▶ _WHAT THE TASK ASKS_
Nothing in the records that follow should differ once you have copied them out.

Items listed in a dataset
-----
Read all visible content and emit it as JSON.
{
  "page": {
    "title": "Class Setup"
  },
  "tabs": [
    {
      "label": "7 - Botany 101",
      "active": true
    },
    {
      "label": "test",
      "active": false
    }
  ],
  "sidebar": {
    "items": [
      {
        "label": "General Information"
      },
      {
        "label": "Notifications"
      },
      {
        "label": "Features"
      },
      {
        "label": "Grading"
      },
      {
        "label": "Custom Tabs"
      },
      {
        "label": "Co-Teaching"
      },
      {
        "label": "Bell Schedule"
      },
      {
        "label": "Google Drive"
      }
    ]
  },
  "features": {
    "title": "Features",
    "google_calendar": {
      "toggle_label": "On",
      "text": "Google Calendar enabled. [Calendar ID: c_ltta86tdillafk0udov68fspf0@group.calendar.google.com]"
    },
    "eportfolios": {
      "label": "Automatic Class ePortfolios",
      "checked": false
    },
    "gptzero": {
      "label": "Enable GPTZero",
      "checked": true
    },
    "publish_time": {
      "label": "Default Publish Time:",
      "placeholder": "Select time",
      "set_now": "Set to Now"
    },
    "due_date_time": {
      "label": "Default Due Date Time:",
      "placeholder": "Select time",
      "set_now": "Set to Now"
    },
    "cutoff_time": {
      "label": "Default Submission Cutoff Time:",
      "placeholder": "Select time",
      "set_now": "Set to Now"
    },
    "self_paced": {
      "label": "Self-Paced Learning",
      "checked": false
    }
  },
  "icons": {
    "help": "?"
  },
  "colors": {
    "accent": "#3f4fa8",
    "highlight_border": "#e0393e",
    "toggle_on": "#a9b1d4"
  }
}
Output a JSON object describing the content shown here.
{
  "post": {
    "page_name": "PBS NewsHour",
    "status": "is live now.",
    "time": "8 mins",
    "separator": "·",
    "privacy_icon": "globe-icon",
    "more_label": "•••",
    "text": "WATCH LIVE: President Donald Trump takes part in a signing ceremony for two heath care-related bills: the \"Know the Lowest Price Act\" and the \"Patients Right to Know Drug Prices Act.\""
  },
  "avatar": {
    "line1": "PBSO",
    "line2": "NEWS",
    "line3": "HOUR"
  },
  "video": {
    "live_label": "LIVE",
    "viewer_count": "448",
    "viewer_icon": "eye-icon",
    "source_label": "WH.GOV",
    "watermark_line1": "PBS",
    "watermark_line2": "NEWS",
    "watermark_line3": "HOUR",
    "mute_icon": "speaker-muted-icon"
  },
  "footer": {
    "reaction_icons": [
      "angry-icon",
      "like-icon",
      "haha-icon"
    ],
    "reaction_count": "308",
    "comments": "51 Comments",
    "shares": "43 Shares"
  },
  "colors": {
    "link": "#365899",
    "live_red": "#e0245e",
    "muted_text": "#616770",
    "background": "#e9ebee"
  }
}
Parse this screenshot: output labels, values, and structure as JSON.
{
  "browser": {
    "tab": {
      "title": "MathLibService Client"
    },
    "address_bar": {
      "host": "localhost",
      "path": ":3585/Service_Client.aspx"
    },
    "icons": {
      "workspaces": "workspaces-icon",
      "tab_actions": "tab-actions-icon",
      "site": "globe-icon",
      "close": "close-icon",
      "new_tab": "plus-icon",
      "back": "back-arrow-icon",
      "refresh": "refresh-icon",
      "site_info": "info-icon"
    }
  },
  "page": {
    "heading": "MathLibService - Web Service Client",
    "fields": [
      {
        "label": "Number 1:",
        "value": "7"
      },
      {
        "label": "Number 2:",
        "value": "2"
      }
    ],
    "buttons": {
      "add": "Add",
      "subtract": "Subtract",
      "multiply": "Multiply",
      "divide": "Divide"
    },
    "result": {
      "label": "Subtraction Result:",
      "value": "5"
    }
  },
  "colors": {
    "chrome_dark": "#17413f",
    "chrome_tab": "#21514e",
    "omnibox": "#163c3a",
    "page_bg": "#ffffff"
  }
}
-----
▶ _ANSWER FOR THIS EXERCISE_
Read all visible content and emit it as JSON.
{
  "page": {
    "title": "Class Setup"
  },
  "tabs": [
    {
      "label": "7 - Botany 101",
      "active": true
    },
    {
      "label": "test",
      "active": false
    }
  ],
  "sidebar": {
    "items": [
      {
        "label": "General Information"
      },
      {
        "label": "Notifications"
      },
      {
        "label": "Features"
      },
      {
        "label": "Grading"
      },
      {
        "label": "Custom Tabs"
      },
      {
        "label": "Co-Teaching"
      },
      {
        "label": "Bell Schedule"
      },
      {
        "label": "Google Drive"
      }
    ]
  },
  "features": {
    "title": "Features",
    "google_calendar": {
      "toggle_label": "On",
      "text": "Google Calendar enabled. [Calendar ID: c_ltta86tdillafk0udov68fspf0@group.calendar.google.com]"
    },
    "eportfolios": {
      "label": "Automatic Class ePortfolios",
      "checked": false
    },
    "gptzero": {
      "label": "Enable GPTZero",
      "checked": true
    },
    "publish_time": {
      "label": "Default Publish Time:",
      "placeholder": "Select time",
      "set_now": "Set to Now"
    },
    "due_date_time": {
      "label": "Default Due Date Time:",
      "placeholder": "Select time",
      "set_now": "Set to Now"
    },
    "cutoff_time": {
      "label": "Default Submission Cutoff Time:",
      "placeholder": "Select time",
      "set_now": "Set to Now"
    },
    "self_paced": {
      "label": "Self-Paced Learning",
      "checked": false
    }
  },
  "icons": {
    "help": "?"
  },
  "colors": {
    "accent": "#3f4fa8",
    "highlight_border": "#e0393e",
    "toggle_on": "#a9b1d4"
  }
}
Output a JSON object describing the content shown here.
{
  "post": {
    "page_name": "PBS NewsHour",
    "status": "is live now.",
    "time": "8 mins",
    "separator": "·",
    "privacy_icon": "globe-icon",
    "more_label": "•••",
    "text": "WATCH LIVE: President Donald Trump takes part in a signing ceremony for two heath care-related bills: the \"Know the Lowest Price Act\" and the \"Patients Right to Know Drug Prices Act.\""
  },
  "avatar": {
    "line1": "PBSO",
    "line2": "NEWS",
    "line3": "HOUR"
  },
  "video": {
    "live_label": "LIVE",
    "viewer_count": "448",
    "viewer_icon": "eye-icon",
    "source_label": "WH.GOV",
    "watermark_line1": "PBS",
    "watermark_line2": "NEWS",
    "watermark_line3": "HOUR",
    "mute_icon": "speaker-muted-icon"
  },
  "footer": {
    "reaction_icons": [
      "angry-icon",
      "like-icon",
      "haha-icon"
    ],
    "reaction_count": "308",
    "comments": "51 Comments",
    "shares": "43 Shares"
  },
  "colors": {
    "link": "#365899",
    "live_red": "#e0245e",
    "muted_text": "#616770",
    "background": "#e9ebee"
  }
}
Parse this screenshot: output labels, values, and structure as JSON.
{
  "browser": {
    "tab": {
      "title": "MathLibService Client"
    },
    "address_bar": {
      "host": "localhost",
      "path": ":3585/Service_Client.aspx"
    },
    "icons": {
      "workspaces": "workspaces-icon",
      "tab_actions": "tab-actions-icon",
      "site": "globe-icon",
      "close": "close-icon",
      "new_tab": "plus-icon",
      "back": "back-arrow-icon",
      "refresh": "refresh-icon",
      "site_info": "info-icon"
    }
  },
  "page": {
    "heading": "MathLibService - Web Service Client",
    "fields": [
      {
        "label": "Number 1:",
        "value": "7"
      },
      {
        "label": "Number 2:",
        "value": "2"
      }
    ],
    "buttons": {
      "add": "Add",
      "subtract": "Subtract",
      "multiply": "Multiply",
      "divide": "Divide"
    },
    "result": {
      "label": "Subtraction Result:",
      "value": "5"
    }
  },
  "colors": {
    "chrome_dark": "#17413f",
    "chrome_tab": "#21514e",
    "omnibox": "#163c3a",
    "page_bg": "#ffffff"
  }
}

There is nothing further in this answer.